Long-time smoker? A screening can save your life.
By Oleg M. Teytelboym, MD
Cancer imaging specialist at Mercy Fitzgerald and Mercy Philadelphia Hospitals
Lung cancer accounts for 30 percent of all cancer deaths in America, according to the American Cancer Society. In Philadelphia, lung cancer is the second leading cause of death, with 61.1 deaths per 100,000 population, considerably higher than the statewide average of 50.9 per 100,000 population.
For other cancers, such as breast and colon cancer, there are common screening tests like mammograms and colonoscopies. Previously, the only test for lung cancer was an x-ray, which generally catches lung cancer too late for treatment to succeed. Until now there hasn't been a good means of early detection.
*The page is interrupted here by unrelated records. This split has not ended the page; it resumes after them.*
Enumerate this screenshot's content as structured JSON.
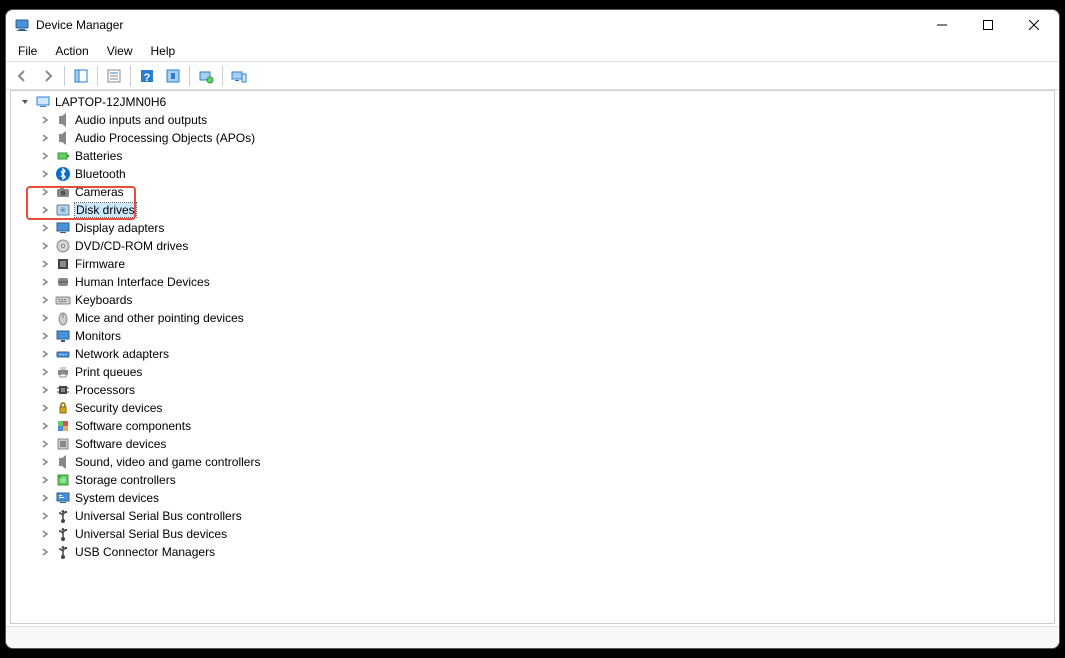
{
  "window": {
    "title": "Device Manager"
  },
  "menus": [
    "File",
    "Action",
    "View",
    "Help"
  ],
  "tree": {
    "root": "LAPTOP-12JMN0H6",
    "selected": "Disk drives",
    "items": [
      {
        "label": "Audio inputs and outputs",
        "icon": "audio"
      },
      {
        "label": "Audio Processing Objects (APOs)",
        "icon": "audio"
      },
      {
        "label": "Batteries",
        "icon": "battery"
      },
      {
        "label": "Bluetooth",
        "icon": "bluetooth"
      },
      {
        "label": "Cameras",
        "icon": "camera"
      },
      {
        "label": "Disk drives",
        "icon": "disk"
      },
      {
        "label": "Display adapters",
        "icon": "display"
      },
      {
        "label": "DVD/CD-ROM drives",
        "icon": "dvd"
      },
      {
        "label": "Firmware",
        "icon": "firmware"
      },
      {
        "label": "Human Interface Devices",
        "icon": "hid"
      },
      {
        "label": "Keyboards",
        "icon": "keyboard"
      },
      {
        "label": "Mice and other pointing devices",
        "icon": "mouse"
      },
      {
        "label": "Monitors",
        "icon": "monitor"
      },
      {
        "label": "Network adapters",
        "icon": "network"
      },
      {
        "label": "Print queues",
        "icon": "printer"
      },
      {
        "label": "Processors",
        "icon": "cpu"
      },
      {
        "label": "Security devices",
        "icon": "security"
      },
      {
        "label": "Software components",
        "icon": "software"
      },
      {
        "label": "Software devices",
        "icon": "software2"
      },
      {
        "label": "Sound, video and game controllers",
        "icon": "audio"
      },
      {
        "label": "Storage controllers",
        "icon": "storage"
      },
      {
        "label": "System devices",
        "icon": "system"
      },
      {
        "label": "Universal Serial Bus controllers",
        "icon": "usb"
      },
      {
        "label": "Universal Serial Bus devices",
        "icon": "usb"
      },
      {
        "label": "USB Connector Managers",
        "icon": "usb"
      }
    ]
  }
}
Today, a low-dose computed tomography (CT) scan can potentially find cancer early, before symptoms appear and when it’s easier to treat.
Annual low-dose CT screening for lung cancer is recommended for high-risk individuals, including those who smoked a pack of cigarettes a day for 30 years or an equivalent amount (i.e. two packs a day for 15 years) and who are between the ages of 55 and 80.
However, high-risk people shouldn't be scanned if they're not healthy enough to withstand cancer treatment, or if they kicked the habit more than 15 years ago. The risk for lung cancer increases with age and cumulative exposure to tobacco smoke. Smoking is the biggest risk factor, and the more and longer people smoke, the higher their risk.
Mercy Fitzgerald and Mercy Philadelphia Hospitals have launched a low-cost lung CT screening program. Designed for long-time smokers, these screenings enable physicians to detect malignancies at a very early stage, which helps to improve survival.
The service will be provided at an affordable cost ($99) so that if a person’s insurance does not cover the screening yet, the price does not deter them from taking this potentially life-saving measure.
Current or former heavy smokers should start getting yearly scans for lung cancer to cut their risk of death from the nation's top cancer killer. A physician’s prescription is needed for a lung CT screening so talk to your doctor about whether screening is right for you. And while screening clearly can benefit some people, the best way to avoid lung cancer is to stop smoking.
Low-cost lung CT screenings are available at the following locations:
Mercy Fitzgerald Hospital, 1500 Lansdowne Avenue, Darby, PA 19023
Mercy Philadelphia Hospital, 501 South 54th Street, Philadelphia, PA 19023
For appointments, please call 610.237.2525. To learn more, visit www.mercyhealth.org/healthylung.